Recently I came across and Instagram post that took me back about twenty years. My childhood friend Katie’s mother, Mrs. Barrington, posted a few photos of her cooking with elderberry blossoms. This is a tradition she was excitedly passing down to her grandchild and I couldn’t help but be transported back to a time when Katie and I ate those same homemade elderberry blossom treats on Sunday mornings. I had to ask Mrs. Barrington where I could find some elderberry blossoms for myself and if she would share the recipe.
She taught me that elderberries blossom in June in the Northeast and they are often found near railroad tracks and alongside roads; making it another wild treat to secretly forage! So, I drove around in mid June with my eyes peeled for fluffy white flowers and I finally found some on the west side of Cleveland. I knocked on the door of the tree owners house and asked if I could cut some blossoms for myself and offered $10. They gladly accepted and I went home with an armload of elderberry blossoms!
When I got home I put the branches in a cup of water and removed the leaves. The didn’t stay perky for too long, and began to droop after a few hours, even in air conditioning. But I am told they are still good to cook with after a day or too. But once they lose their flowers there won’t be anything good to cook with.
I love that every few months there is something new in nature that I am excited to forage and enjoy. What do you find in nature that you love to eat?
Foraged Elderberry Blossom Eggs
one cup of elderberry blossoms off the stem (some stems are ok!)
salt & pepper
oil for skillet
Remove blossoms from branch and do not wash, just shake and hope any bugs come off :]
Heat oil and butter in a skillet
Whisk up two eggs in a bowl
When skillet is hot, scoop eggs and blossom mix onto skillet and cook til brown, then flip and cook other side til brown.

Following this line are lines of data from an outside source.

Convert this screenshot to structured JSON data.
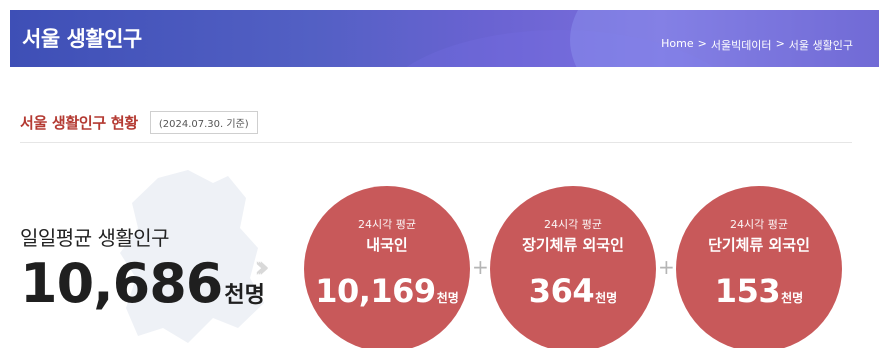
{
  "header": {
    "title": "서울 생활인구",
    "breadcrumb": [
      "Home",
      ">",
      "서울빅데이터",
      ">",
      "서울 생활인구"
    ]
  },
  "section": {
    "title": "서울 생활인구 현황",
    "date": "(2024.07.30. 기준)"
  },
  "summary": {
    "label": "일일평균 생활인구",
    "value": "10,686",
    "unit": "천명"
  },
  "circles": [
    {
      "sub": "24시각 평균",
      "name": "내국인",
      "value": "10,169",
      "unit": "천명"
    },
    {
      "sub": "24시각 평균",
      "name": "장기체류 외국인",
      "value": "364",
      "unit": "천명"
    },
    {
      "sub": "24시각 평균",
      "name": "단기체류 외국인",
      "value": "153",
      "unit": "천명"
    }
  ],
  "operators": [
    "+",
    "+"
  ],
  "colors": {
    "accent": "#b43a32",
    "circle": "#c8595a",
    "header_start": "#3e4fb6",
    "header_end": "#7b6fdc"
  },
  "icons": {
    "chevrons": "double-chevron-right-icon",
    "map": "seoul-map-icon"
  }
}
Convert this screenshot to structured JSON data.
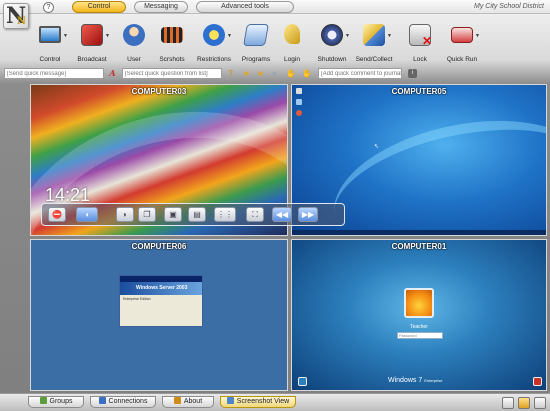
{
  "window": {
    "district": "My City School District"
  },
  "tabs": [
    {
      "label": "Control",
      "active": true
    },
    {
      "label": "Messaging",
      "active": false
    },
    {
      "label": "Advanced tools",
      "active": false
    }
  ],
  "help_label": "?",
  "toolbar": {
    "items": [
      {
        "label": "Control",
        "icon": "monitor-icon"
      },
      {
        "label": "Broadcast",
        "icon": "broadcast-icon"
      },
      {
        "label": "User",
        "icon": "user-icon"
      },
      {
        "label": "Scrshots",
        "icon": "film-icon"
      },
      {
        "label": "Restrictions",
        "icon": "restrictions-icon"
      },
      {
        "label": "Programs",
        "icon": "programs-icon"
      },
      {
        "label": "Login",
        "icon": "key-icon"
      },
      {
        "label": "Shutdown",
        "icon": "power-icon"
      },
      {
        "label": "Send/Collect",
        "icon": "send-collect-icon"
      },
      {
        "label": "Lock",
        "icon": "lock-icon"
      },
      {
        "label": "Quick Run",
        "icon": "quick-run-icon"
      }
    ]
  },
  "quickbar": {
    "message_placeholder": "[Send quick message]",
    "question_placeholder": "[Select quick question from list]",
    "journal_placeholder": "[Add quick comment to journal]"
  },
  "screens": [
    {
      "name": "COMPUTER03",
      "clock": "14:21"
    },
    {
      "name": "COMPUTER05"
    },
    {
      "name": "COMPUTER06",
      "dialog_title": "Windows Server 2003",
      "dialog_edition": "Enterprise Edition"
    },
    {
      "name": "COMPUTER01",
      "username": "Teacher",
      "password_placeholder": "Password",
      "os_label": "Windows",
      "os_version": "7",
      "os_edition": "Enterprise"
    }
  ],
  "bottom_tabs": [
    {
      "label": "Groups"
    },
    {
      "label": "Connections"
    },
    {
      "label": "About"
    },
    {
      "label": "Screenshot View",
      "active": true
    }
  ],
  "colors": {
    "accent": "#f3b619",
    "toolbar_bg": "#d9d9d9",
    "desktop_blue": "#1f73c7"
  }
}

Should make at least four mini pancake sized egg & blossom patties
sprinkle some salt and pepper on the patty and enjoy